* [Given data]
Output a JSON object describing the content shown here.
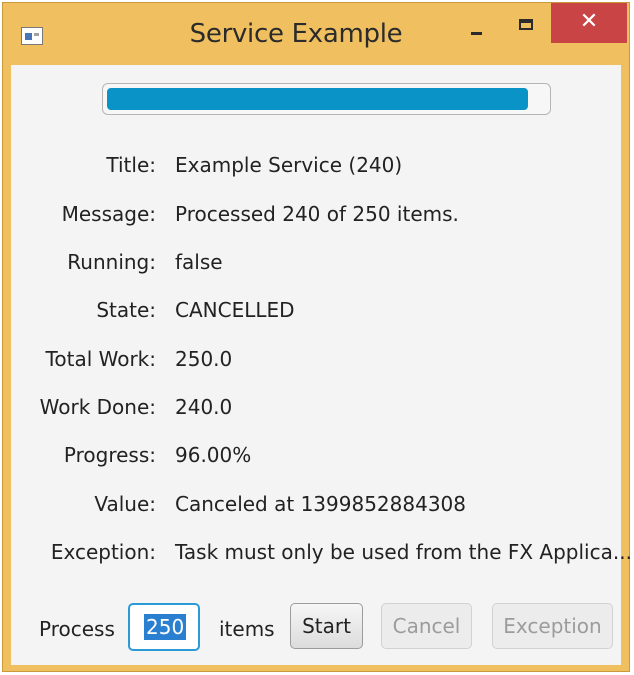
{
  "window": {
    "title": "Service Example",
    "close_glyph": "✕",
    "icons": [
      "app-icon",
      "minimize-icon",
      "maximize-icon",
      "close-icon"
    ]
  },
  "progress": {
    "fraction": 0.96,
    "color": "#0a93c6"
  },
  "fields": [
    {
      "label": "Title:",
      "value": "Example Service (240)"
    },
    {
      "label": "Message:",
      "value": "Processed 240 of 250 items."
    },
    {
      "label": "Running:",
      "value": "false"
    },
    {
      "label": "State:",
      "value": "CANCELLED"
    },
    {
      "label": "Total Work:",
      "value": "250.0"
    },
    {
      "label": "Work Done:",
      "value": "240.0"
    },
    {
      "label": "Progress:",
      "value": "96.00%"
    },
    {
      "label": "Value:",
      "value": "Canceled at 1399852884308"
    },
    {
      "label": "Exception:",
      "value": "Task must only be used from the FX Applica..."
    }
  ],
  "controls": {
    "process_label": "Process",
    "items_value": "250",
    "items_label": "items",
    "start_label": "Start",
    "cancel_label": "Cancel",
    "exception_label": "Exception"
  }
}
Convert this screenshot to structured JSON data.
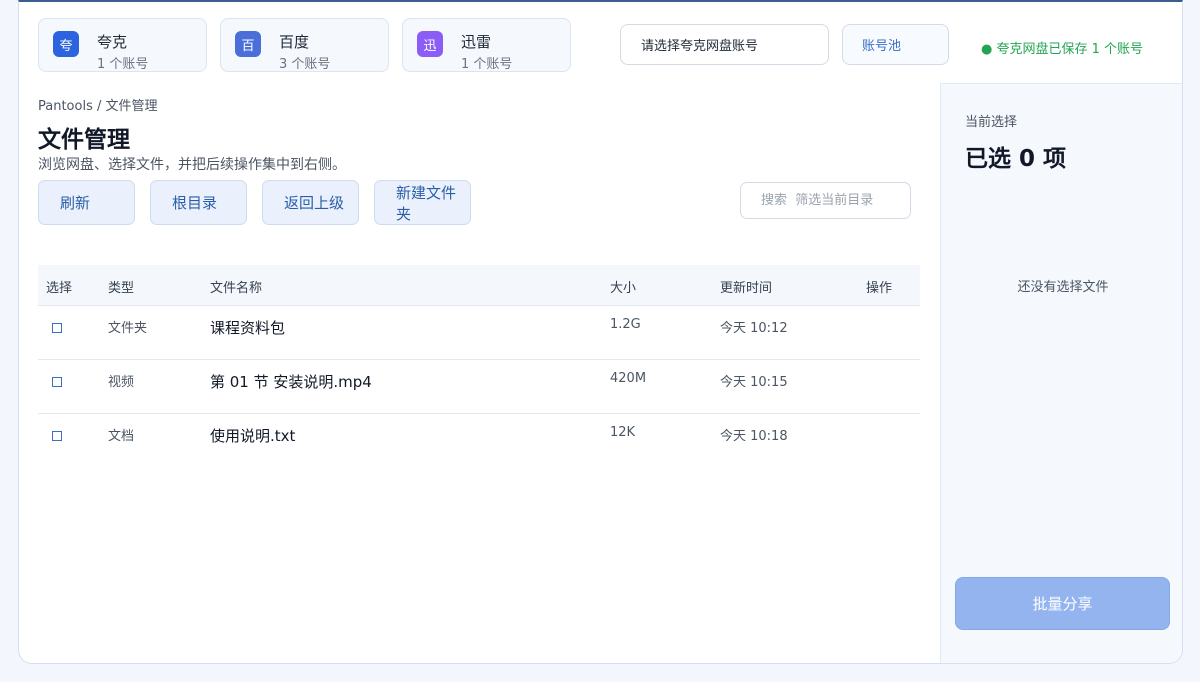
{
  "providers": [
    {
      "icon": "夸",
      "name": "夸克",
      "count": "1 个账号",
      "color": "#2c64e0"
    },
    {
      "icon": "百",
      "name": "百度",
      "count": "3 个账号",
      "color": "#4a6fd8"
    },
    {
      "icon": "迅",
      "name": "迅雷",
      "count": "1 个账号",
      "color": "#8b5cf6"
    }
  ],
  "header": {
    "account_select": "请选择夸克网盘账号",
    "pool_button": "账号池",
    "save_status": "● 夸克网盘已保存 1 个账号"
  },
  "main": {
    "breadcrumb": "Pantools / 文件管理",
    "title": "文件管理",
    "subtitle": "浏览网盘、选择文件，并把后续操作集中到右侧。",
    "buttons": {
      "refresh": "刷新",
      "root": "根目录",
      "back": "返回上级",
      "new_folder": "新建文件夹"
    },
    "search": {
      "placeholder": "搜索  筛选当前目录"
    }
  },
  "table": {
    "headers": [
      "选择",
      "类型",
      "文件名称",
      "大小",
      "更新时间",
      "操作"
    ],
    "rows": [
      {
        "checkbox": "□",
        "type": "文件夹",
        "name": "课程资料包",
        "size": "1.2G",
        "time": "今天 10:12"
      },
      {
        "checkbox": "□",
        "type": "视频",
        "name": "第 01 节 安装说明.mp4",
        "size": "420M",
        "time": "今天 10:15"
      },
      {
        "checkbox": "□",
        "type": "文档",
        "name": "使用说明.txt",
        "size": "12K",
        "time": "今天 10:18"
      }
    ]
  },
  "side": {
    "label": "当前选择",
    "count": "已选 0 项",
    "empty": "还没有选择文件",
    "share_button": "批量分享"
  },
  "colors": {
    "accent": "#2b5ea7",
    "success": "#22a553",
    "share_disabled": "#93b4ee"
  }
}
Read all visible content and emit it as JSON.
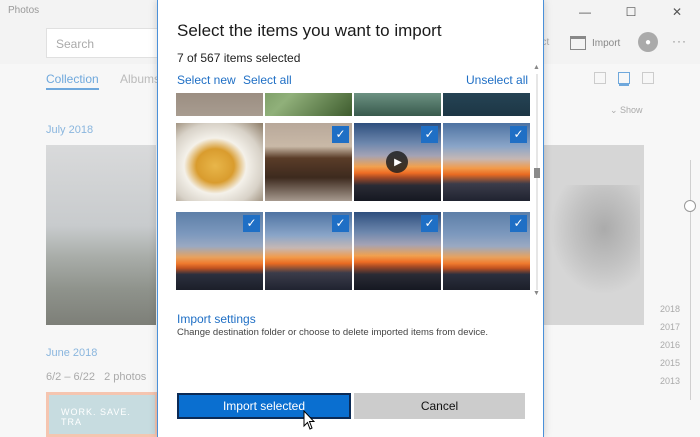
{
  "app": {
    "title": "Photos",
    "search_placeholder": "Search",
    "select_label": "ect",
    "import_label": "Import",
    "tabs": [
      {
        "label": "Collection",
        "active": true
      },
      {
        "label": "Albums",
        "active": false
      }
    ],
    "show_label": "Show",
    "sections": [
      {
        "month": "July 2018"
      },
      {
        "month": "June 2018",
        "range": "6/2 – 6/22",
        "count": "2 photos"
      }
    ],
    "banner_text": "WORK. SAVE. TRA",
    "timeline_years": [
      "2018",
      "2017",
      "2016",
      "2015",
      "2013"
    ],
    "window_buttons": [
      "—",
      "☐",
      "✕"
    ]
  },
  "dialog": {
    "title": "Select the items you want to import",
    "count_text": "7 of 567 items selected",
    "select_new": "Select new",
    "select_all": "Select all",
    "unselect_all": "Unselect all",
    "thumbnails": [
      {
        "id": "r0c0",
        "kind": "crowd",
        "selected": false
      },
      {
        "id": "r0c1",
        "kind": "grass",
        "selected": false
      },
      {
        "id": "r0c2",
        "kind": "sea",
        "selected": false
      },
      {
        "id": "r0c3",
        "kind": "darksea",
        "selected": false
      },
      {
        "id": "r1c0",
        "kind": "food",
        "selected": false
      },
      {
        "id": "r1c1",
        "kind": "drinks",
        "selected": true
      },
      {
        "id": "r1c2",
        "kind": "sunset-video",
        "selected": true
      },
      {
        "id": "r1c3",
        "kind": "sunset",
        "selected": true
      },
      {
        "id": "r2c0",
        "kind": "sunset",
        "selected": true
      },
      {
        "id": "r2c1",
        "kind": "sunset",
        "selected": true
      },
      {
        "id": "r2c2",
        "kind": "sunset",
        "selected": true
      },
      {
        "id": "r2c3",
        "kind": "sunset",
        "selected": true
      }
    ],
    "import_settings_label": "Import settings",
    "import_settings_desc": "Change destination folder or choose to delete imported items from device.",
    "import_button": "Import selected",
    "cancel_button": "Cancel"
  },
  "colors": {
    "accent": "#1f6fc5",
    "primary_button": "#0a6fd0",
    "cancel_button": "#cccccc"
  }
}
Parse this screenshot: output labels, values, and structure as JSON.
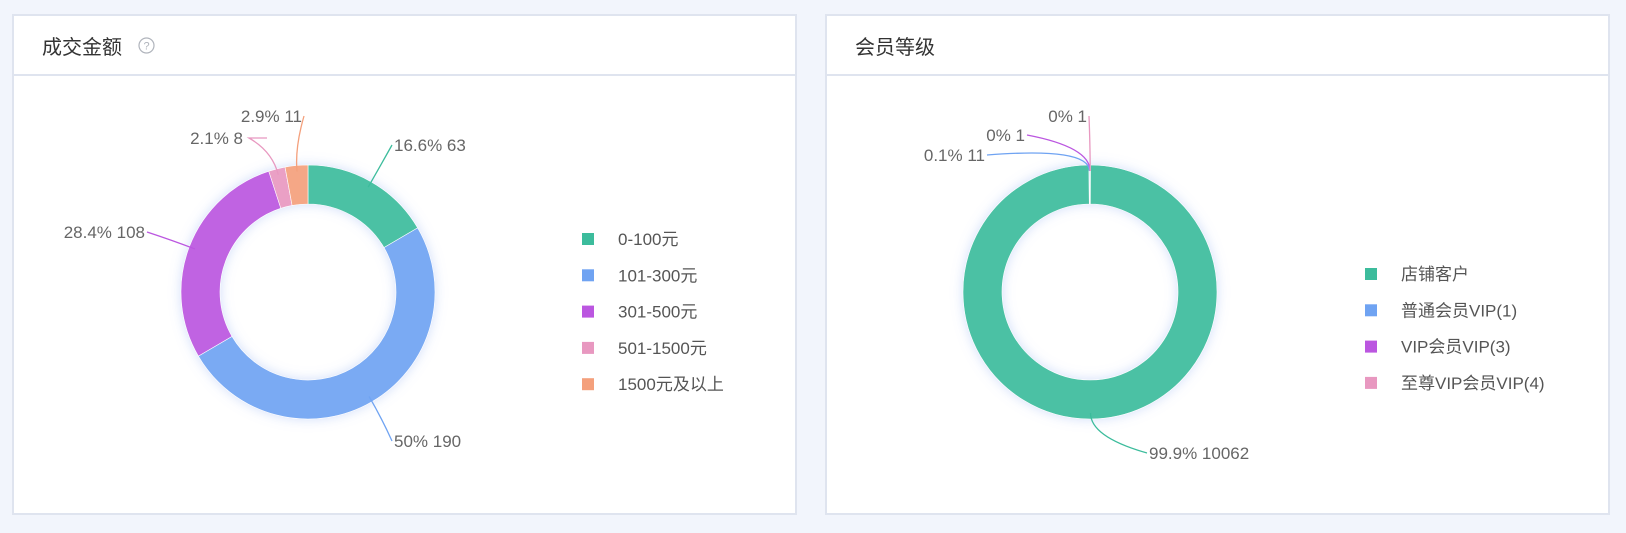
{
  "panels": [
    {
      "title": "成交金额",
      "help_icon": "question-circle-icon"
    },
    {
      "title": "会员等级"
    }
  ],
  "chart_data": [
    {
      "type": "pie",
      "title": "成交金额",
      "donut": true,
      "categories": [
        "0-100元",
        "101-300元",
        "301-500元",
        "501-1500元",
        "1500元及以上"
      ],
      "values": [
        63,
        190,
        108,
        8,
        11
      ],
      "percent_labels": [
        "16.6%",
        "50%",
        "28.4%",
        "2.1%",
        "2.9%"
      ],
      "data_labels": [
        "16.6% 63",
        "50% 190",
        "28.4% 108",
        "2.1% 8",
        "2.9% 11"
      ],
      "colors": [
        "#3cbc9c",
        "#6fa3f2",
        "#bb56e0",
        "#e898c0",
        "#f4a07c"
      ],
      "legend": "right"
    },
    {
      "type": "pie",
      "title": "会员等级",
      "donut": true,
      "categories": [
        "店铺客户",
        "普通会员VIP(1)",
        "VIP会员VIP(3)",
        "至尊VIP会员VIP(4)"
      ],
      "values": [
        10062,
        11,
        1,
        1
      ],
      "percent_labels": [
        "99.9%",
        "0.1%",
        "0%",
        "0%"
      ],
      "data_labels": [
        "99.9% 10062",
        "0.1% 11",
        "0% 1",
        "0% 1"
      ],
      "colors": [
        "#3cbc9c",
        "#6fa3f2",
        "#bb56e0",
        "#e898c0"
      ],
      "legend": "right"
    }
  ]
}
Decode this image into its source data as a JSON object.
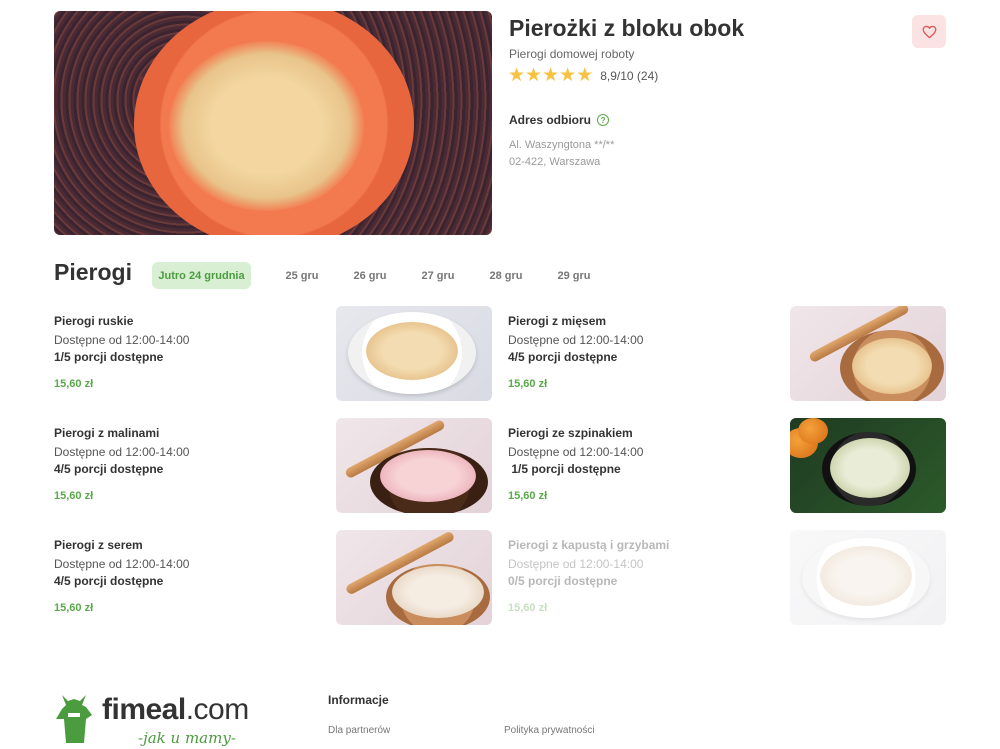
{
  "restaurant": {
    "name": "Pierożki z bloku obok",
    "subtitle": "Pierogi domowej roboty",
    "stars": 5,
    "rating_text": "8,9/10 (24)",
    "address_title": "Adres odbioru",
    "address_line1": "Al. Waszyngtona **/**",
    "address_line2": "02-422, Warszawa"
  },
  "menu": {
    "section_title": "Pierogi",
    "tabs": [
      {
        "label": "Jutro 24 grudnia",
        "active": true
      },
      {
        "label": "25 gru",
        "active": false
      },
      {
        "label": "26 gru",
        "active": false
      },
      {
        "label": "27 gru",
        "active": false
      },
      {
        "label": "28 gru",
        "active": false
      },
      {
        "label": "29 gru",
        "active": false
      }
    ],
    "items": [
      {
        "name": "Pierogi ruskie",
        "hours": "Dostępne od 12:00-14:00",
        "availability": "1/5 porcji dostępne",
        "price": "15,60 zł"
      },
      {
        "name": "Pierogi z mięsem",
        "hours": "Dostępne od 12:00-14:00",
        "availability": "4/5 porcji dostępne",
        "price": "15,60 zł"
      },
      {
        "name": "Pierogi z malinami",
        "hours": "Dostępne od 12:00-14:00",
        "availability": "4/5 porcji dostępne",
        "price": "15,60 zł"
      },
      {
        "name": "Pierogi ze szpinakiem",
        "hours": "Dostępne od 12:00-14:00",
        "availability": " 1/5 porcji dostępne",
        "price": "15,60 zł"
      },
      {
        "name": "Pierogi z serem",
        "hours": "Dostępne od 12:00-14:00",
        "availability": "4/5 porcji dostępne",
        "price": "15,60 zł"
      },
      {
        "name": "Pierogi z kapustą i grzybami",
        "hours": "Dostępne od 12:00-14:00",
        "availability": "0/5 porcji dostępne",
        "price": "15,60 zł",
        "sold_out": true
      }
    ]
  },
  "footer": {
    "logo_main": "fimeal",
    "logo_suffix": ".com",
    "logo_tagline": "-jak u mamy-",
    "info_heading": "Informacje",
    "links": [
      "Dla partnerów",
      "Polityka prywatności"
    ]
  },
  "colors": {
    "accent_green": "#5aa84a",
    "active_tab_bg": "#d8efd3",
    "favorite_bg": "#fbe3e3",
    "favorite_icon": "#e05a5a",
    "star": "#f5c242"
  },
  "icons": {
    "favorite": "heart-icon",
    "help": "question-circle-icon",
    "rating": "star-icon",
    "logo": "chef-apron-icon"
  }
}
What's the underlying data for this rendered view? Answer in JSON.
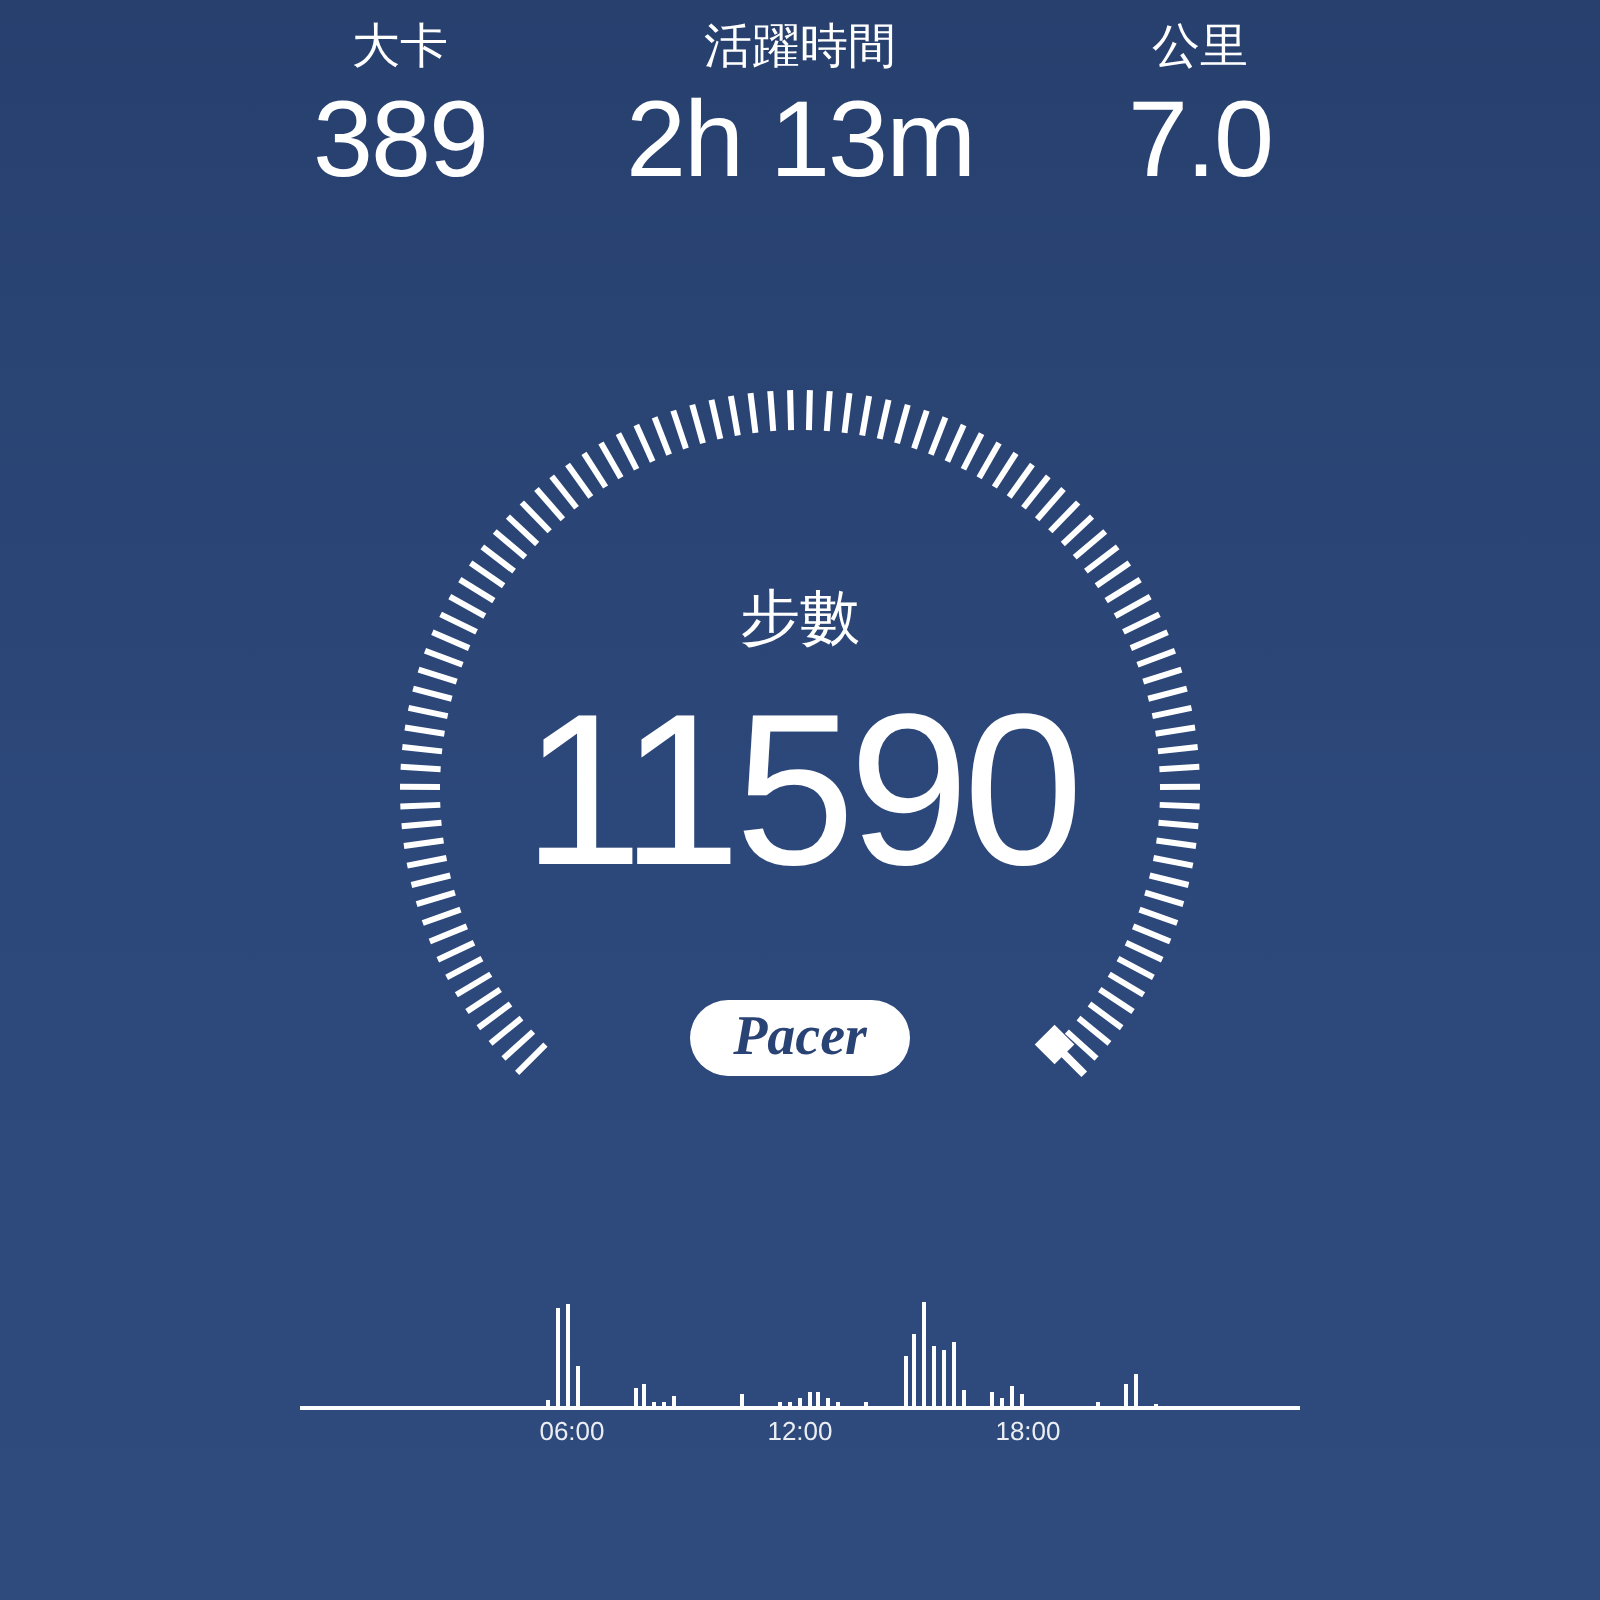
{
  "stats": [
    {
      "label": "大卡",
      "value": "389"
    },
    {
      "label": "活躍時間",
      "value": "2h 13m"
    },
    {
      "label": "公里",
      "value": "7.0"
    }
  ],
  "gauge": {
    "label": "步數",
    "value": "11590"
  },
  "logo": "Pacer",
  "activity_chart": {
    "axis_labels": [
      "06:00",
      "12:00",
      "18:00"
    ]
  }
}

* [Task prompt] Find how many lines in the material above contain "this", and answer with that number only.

* [Response] 4